> Assignment:
If a line in the data below holds the word "Karras", copy it.

--- Extracted records Enclosed Below ---

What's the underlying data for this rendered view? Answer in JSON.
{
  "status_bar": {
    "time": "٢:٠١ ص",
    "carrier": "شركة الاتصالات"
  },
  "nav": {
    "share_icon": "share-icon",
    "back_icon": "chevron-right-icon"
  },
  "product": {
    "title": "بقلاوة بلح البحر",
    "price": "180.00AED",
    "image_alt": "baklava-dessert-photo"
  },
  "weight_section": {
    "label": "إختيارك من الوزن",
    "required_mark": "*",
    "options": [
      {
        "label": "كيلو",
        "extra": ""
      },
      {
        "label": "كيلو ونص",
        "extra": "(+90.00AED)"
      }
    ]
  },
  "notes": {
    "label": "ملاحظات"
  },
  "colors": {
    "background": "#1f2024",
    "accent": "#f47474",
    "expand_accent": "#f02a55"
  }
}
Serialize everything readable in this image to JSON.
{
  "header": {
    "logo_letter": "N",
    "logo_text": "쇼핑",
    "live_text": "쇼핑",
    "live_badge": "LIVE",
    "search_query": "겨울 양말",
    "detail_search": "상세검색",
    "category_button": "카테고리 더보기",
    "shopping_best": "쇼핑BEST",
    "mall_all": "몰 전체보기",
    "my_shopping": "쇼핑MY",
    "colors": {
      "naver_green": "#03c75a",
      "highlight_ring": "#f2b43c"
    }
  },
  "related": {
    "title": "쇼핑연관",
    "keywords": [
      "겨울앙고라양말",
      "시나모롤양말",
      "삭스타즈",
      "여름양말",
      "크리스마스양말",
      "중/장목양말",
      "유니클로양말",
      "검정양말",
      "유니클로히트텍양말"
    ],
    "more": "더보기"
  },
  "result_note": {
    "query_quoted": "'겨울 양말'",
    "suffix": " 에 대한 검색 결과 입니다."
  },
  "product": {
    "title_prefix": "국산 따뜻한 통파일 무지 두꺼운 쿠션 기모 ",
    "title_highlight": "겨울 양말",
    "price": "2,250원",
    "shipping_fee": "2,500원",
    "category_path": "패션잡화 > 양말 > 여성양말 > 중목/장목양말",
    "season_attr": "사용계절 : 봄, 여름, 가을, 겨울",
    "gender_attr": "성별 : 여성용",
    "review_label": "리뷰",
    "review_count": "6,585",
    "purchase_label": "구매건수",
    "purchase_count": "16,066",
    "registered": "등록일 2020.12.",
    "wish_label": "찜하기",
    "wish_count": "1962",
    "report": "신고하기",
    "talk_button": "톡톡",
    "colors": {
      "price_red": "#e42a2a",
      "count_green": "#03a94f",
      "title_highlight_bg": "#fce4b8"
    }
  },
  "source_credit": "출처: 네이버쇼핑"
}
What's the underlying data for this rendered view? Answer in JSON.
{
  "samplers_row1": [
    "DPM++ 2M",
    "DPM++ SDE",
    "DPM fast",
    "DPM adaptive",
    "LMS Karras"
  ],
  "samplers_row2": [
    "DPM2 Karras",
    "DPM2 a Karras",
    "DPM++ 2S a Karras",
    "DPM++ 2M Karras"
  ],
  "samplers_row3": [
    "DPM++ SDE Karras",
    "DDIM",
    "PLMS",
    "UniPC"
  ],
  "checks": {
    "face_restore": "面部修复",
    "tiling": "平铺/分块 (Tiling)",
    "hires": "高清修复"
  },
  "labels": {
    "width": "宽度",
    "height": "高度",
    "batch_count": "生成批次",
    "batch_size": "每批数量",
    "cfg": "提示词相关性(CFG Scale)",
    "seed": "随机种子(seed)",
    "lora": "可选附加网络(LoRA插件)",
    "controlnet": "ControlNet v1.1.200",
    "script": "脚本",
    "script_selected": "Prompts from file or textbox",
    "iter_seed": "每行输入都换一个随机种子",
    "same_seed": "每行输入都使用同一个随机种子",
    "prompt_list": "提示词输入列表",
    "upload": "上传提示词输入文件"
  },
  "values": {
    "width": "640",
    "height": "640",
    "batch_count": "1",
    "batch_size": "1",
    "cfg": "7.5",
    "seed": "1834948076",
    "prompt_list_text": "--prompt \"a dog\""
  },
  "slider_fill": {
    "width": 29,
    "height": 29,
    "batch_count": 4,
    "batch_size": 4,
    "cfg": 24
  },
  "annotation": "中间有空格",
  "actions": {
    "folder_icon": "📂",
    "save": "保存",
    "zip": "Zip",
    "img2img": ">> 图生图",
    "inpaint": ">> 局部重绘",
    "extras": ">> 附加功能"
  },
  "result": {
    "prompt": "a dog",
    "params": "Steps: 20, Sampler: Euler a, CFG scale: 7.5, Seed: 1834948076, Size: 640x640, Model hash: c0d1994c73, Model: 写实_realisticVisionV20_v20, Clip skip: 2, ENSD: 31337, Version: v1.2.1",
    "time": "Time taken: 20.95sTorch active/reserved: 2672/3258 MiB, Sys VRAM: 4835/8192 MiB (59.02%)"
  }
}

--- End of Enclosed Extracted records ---

> Exercise output:
    "LMS Karras"
    "DPM2 Karras",
    "DPM2 a Karras",
    "DPM++ 2S a Karras",
    "DPM++ 2M Karras"
    "DPM++ SDE Karras",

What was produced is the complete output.